WHAT YOU SHOULD DO | Please output every entry below exactly as written, leaving out any pictures.

SUPPLIED INFORMATION |

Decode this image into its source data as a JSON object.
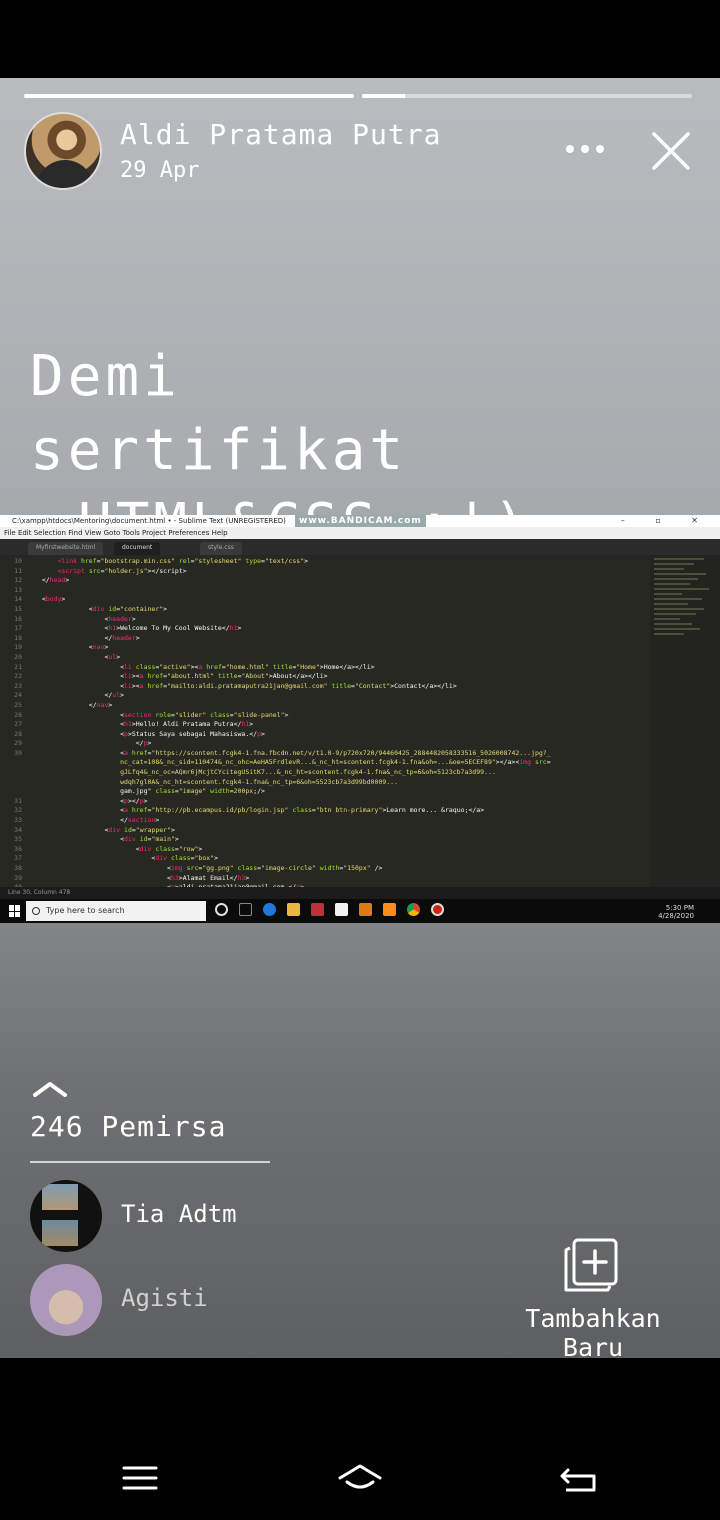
{
  "story": {
    "progress": [
      1.0,
      0.13
    ],
    "user_name": "Aldi Pratama Putra",
    "date": "29 Apr",
    "caption_line1": "Demi sertifikat",
    "caption_line2": "HTML&CSS :')"
  },
  "screenshot": {
    "window_title": "C:\\xampp\\htdocs\\Mentoring\\document.html • - Sublime Text (UNREGISTERED)",
    "watermark": "www.BANDICAM.com",
    "menu": "File  Edit  Selection  Find  View  Goto  Tools  Project  Preferences  Help",
    "tabs": [
      "Myfirstwebsite.html",
      "document",
      "style.css"
    ],
    "line_numbers": "10\n11\n12\n13\n14\n15\n16\n17\n18\n19\n20\n21\n22\n23\n24\n25\n26\n27\n28\n29\n30\n\n\n\n\n31\n32\n33\n34\n35\n36\n37\n38\n39\n40",
    "status_line": "Line 30, Column 478",
    "search_placeholder": "Type here to search",
    "clock_time": "5:30 PM",
    "clock_date": "4/28/2020"
  },
  "viewers": {
    "count_label": "246 Pemirsa",
    "list": [
      {
        "name": "Tia Adtm"
      },
      {
        "name": "Agisti"
      }
    ]
  },
  "add_new_label": "Tambahkan Baru",
  "icons": {
    "more": "more-icon",
    "close": "close-icon",
    "chevron": "chevron-up-icon",
    "add": "add-story-icon",
    "menu": "menu-icon",
    "home": "home-icon",
    "back": "back-icon"
  }
}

WRITTEN REPLY |
Decode this image into its source data as a JSON object.
{
  "story": {
    "progress": [
      1.0,
      0.13
    ],
    "user_name": "Aldi Pratama Putra",
    "date": "29 Apr",
    "caption_line1": "Demi sertifikat",
    "caption_line2": "HTML&CSS :')"
  },
  "screenshot": {
    "window_title": "C:\\xampp\\htdocs\\Mentoring\\document.html • - Sublime Text (UNREGISTERED)",
    "watermark": "www.BANDICAM.com",
    "menu": "File  Edit  Selection  Find  View  Goto  Tools  Project  Preferences  Help",
    "tabs": [
      "Myfirstwebsite.html",
      "document",
      "style.css"
    ],
    "line_numbers": "10\n11\n12\n13\n14\n15\n16\n17\n18\n19\n20\n21\n22\n23\n24\n25\n26\n27\n28\n29\n30\n\n\n\n\n31\n32\n33\n34\n35\n36\n37\n38\n39\n40",
    "status_line": "Line 30, Column 478",
    "search_placeholder": "Type here to search",
    "clock_time": "5:30 PM",
    "clock_date": "4/28/2020"
  },
  "viewers": {
    "count_label": "246 Pemirsa",
    "list": [
      {
        "name": "Tia Adtm"
      },
      {
        "name": "Agisti"
      }
    ]
  },
  "add_new_label": "Tambahkan Baru",
  "icons": {
    "more": "more-icon",
    "close": "close-icon",
    "chevron": "chevron-up-icon",
    "add": "add-story-icon",
    "menu": "menu-icon",
    "home": "home-icon",
    "back": "back-icon"
  }
}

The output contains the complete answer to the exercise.